Director Gary Love takes cues from a lot of classic horror films, Rosemary’s Baby, Deliverence, The Witch, even Duel all have their DNA in this film which is not a bad thing because Love is able to mesh them all together very well. For starters having the location be the Highlands was a great idea because depending on the time of day and the mood he’s going for. Love is able to switch between stunning landscapes and picturesque scenery to terrifying darkness and pitch-black terror. There is more than a few scenes where the entire screen is black aside from the sole light source coming from Claire and Louise’s boat, it adds to that fear of the unknown, just wondering what is out there in the darkness watching and waiting for the right moment. There’s a real skill in being able to convey seclusion and desolation within the same location, but the cinematography in this film does just that.
While some people are going to be disappointed by the lack of answers Love gives, there’s no denying that he crafts tension from the unknown, whether it’s the Black Canal Boat with the horn so loud it shook the cinema, the strange, almost cult-like symbolism that pierced the film throughout with the final act. There were a lot more sinister elements into the forefront or even just the question of what exactly is the cause behind it all, be it supernatural, human evil, or something else entirely. This is not a film with huge set-pieces or jump-scares, it is a lot closer to films like The Witch with a growing sense of dread and unease slowly creeping through the course of the film rather than the stop/start method of sudden horror. It’s not a technique for everyone but the rarity of such horror existing today makes it a chilling experience nonetheless.
Like I said, I can see a lot of people having problems with The Dark Mile, its sheer persistence not to reveal anything about what’s really going on is going to rub a lot of people the wrong way. But at the same time, it’s that very persistence that sets this movie as its own creature, it’s a spiritual horror disguised as a psychological horror disguised as a chase movie, and it works all three layers wonderfully across the whole film.
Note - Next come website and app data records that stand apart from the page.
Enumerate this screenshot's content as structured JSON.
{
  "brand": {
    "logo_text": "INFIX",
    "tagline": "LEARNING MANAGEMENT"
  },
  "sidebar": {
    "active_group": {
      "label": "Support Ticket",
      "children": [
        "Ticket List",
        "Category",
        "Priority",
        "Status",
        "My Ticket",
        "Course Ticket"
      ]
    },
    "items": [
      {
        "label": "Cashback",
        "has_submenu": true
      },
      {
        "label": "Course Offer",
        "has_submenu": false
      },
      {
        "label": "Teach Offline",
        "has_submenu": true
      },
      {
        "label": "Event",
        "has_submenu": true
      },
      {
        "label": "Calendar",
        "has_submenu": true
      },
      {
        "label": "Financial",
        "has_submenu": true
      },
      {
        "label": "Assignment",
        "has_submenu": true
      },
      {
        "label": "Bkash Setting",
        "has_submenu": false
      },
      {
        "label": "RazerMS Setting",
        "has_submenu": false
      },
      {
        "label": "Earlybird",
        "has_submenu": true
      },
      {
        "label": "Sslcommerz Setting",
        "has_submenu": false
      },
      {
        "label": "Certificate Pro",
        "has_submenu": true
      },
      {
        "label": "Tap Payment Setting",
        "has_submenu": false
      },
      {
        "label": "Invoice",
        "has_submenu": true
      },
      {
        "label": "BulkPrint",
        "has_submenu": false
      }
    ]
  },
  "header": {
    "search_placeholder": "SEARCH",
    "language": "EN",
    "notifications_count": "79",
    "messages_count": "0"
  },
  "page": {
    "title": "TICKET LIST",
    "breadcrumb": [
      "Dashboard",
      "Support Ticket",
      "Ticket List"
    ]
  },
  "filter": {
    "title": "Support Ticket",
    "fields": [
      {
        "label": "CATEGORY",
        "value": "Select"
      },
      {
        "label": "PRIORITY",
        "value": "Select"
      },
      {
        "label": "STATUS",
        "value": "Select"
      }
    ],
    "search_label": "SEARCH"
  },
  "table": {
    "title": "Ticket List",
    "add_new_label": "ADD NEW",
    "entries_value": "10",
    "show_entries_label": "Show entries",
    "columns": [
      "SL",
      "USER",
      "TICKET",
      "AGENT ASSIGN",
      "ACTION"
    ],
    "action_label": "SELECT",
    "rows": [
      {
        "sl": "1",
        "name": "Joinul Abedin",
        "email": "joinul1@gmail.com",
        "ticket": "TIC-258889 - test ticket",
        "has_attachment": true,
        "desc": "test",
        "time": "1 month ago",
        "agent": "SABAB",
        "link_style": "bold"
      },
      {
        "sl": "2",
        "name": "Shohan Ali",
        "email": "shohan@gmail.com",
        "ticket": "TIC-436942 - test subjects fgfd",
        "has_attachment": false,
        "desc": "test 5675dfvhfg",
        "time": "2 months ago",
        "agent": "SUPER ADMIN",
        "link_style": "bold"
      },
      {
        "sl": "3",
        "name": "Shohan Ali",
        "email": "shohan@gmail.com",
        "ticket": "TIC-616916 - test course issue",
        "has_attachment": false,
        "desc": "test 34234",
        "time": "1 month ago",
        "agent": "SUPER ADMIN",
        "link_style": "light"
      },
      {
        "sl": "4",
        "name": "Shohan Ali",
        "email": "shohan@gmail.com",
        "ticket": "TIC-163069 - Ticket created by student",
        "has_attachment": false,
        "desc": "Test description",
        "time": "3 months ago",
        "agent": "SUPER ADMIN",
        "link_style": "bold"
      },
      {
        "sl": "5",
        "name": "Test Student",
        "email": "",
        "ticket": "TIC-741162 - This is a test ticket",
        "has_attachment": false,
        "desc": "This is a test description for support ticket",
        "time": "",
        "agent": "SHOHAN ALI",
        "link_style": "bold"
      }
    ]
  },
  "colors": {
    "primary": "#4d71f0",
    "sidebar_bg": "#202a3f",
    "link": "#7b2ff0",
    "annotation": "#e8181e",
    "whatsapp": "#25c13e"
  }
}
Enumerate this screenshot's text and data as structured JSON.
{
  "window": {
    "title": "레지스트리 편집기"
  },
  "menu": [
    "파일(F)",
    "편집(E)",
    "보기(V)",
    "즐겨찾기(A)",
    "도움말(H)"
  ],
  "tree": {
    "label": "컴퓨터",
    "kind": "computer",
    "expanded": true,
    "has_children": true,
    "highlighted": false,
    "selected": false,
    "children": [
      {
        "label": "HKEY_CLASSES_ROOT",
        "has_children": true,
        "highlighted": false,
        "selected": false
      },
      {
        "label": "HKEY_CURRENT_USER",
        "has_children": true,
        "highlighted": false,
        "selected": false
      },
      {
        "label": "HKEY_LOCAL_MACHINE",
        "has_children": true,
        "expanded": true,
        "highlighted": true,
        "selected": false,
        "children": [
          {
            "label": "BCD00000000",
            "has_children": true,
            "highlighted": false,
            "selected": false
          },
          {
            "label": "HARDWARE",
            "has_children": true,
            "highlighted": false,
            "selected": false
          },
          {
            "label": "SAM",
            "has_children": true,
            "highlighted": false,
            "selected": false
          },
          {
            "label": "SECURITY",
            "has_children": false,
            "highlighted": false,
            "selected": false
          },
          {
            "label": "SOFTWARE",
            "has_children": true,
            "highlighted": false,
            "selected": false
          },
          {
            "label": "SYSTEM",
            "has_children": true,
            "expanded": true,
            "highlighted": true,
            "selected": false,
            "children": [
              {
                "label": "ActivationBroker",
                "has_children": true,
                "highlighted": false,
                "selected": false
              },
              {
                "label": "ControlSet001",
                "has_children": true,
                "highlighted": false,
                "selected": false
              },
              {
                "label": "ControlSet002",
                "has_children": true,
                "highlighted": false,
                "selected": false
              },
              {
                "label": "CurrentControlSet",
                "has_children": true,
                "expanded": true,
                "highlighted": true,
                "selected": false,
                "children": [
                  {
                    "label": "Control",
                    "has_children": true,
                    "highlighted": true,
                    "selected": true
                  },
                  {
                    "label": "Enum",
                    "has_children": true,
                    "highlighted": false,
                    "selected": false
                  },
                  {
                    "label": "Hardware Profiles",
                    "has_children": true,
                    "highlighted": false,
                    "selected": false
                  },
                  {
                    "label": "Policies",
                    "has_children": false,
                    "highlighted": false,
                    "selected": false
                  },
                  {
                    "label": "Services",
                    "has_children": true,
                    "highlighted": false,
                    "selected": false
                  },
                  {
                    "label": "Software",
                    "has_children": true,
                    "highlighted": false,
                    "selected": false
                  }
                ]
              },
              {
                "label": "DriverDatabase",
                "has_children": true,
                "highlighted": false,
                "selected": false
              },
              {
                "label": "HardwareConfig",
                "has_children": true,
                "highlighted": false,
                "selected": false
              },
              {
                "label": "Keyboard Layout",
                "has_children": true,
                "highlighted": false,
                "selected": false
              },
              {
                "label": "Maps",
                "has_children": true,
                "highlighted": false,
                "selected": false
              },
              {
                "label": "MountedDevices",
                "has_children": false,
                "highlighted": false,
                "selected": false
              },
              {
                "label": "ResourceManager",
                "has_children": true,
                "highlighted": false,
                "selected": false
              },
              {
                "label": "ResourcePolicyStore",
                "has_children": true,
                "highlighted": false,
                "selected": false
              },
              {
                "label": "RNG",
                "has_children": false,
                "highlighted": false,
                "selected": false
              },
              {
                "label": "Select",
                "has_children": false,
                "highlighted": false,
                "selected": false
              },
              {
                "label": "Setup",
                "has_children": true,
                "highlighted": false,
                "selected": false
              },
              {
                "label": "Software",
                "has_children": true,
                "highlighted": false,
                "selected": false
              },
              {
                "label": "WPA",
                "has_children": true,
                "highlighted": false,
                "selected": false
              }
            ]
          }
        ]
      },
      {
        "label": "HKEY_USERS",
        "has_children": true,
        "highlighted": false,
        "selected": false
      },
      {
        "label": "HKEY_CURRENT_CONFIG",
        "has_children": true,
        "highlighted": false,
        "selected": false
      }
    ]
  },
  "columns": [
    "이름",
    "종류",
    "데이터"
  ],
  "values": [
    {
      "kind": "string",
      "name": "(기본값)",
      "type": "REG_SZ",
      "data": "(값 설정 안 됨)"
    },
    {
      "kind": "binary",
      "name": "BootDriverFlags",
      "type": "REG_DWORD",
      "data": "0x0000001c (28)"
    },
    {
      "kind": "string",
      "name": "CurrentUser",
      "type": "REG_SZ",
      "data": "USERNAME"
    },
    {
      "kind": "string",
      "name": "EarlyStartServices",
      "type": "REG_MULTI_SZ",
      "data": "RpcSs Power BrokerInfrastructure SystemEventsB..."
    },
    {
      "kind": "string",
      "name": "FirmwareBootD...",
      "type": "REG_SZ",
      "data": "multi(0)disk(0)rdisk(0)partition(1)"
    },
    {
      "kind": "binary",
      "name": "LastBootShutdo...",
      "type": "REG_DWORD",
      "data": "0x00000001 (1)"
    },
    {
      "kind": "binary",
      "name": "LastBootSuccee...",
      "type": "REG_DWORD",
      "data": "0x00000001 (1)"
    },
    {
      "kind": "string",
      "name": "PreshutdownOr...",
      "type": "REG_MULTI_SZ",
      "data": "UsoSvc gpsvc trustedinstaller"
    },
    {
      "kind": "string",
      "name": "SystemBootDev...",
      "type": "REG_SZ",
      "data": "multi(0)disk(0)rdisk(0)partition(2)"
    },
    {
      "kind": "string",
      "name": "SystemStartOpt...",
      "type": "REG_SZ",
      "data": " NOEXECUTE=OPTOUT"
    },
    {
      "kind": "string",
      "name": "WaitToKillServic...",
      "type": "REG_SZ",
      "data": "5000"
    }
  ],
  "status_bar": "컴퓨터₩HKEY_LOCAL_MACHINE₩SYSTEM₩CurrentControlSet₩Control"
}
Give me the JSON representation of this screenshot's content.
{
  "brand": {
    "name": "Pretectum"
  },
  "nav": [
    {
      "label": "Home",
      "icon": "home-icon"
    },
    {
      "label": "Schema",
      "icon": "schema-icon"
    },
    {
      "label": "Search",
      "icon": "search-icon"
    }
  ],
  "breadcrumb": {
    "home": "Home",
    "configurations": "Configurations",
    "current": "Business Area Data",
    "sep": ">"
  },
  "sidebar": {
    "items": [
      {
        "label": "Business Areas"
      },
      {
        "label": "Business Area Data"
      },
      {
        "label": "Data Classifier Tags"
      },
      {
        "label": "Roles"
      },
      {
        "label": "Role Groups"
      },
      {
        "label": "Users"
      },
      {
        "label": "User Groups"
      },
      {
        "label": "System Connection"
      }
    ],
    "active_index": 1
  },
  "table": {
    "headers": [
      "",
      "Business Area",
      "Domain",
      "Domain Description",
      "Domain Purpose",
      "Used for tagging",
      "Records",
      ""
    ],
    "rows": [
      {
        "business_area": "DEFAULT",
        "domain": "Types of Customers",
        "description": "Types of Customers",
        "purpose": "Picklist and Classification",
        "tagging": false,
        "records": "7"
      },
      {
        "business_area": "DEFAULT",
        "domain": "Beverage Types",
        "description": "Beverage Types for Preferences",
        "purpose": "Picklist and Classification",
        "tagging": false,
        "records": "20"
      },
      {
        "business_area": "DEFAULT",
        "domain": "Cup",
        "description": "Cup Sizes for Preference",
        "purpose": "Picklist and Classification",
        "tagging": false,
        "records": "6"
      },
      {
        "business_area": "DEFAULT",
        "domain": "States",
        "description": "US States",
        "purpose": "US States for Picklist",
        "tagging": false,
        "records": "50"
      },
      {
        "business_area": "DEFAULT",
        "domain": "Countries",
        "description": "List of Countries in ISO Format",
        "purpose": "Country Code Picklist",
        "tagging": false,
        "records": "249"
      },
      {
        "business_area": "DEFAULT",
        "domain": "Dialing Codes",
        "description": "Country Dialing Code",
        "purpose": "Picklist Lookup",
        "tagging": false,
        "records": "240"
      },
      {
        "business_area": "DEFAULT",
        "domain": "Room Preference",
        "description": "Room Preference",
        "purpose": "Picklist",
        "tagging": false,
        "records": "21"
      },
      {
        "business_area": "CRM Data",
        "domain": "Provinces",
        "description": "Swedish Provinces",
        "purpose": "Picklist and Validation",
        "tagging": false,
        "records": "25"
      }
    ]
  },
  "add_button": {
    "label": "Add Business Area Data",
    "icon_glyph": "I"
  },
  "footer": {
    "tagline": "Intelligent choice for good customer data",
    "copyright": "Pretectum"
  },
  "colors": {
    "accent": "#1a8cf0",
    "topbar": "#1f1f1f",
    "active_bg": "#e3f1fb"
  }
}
If you enjoyed slower horror films like The Witch or The Wicker Man then you’ll find something to like in this disturbing little piece.
I am giving The Dark Mile a 4 out of 5 Hairpieces!